*** DATA FOR THE TASK ***

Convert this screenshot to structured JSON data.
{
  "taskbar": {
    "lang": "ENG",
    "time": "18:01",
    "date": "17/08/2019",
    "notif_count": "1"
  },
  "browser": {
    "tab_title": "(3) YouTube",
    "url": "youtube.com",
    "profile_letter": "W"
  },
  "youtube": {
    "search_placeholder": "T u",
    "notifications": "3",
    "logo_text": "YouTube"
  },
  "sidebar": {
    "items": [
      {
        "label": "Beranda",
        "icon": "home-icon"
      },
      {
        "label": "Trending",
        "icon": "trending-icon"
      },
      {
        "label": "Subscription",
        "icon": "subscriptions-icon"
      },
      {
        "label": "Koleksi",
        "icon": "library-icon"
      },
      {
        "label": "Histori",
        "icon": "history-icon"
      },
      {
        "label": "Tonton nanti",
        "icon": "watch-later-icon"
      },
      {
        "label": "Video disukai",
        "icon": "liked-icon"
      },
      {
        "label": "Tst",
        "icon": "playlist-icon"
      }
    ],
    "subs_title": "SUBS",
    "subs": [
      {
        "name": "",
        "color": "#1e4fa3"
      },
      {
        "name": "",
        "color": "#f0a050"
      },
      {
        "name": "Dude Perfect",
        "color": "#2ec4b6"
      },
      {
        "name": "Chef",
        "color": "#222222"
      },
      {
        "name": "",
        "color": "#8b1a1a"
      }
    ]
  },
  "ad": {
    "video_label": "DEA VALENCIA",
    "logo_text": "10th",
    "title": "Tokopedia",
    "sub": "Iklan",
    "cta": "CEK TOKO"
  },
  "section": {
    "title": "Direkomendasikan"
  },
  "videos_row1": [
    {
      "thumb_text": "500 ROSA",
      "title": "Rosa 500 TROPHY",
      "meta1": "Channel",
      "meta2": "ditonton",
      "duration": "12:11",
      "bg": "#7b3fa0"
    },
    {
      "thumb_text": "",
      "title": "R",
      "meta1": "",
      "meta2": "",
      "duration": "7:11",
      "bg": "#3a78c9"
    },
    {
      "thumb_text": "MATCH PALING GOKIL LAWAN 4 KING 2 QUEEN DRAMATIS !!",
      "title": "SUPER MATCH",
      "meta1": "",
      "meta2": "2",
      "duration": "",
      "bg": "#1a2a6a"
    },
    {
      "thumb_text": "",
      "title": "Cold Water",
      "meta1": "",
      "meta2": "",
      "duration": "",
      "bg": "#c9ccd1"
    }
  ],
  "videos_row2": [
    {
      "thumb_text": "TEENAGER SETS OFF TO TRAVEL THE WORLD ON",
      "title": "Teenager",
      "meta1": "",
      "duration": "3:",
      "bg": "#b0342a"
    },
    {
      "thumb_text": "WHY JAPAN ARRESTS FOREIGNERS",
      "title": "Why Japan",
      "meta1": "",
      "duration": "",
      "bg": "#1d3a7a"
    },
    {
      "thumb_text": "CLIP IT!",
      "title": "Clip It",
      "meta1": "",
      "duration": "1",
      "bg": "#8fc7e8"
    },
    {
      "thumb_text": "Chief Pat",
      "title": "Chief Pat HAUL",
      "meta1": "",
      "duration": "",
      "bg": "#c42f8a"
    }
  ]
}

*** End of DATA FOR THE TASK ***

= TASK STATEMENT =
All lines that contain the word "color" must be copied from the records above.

= COMPLETED EXERCISE =
        "color": "#1e4fa3"
        "color": "#f0a050"
        "color": "#2ec4b6"
        "color": "#222222"
        "color": "#8b1a1a"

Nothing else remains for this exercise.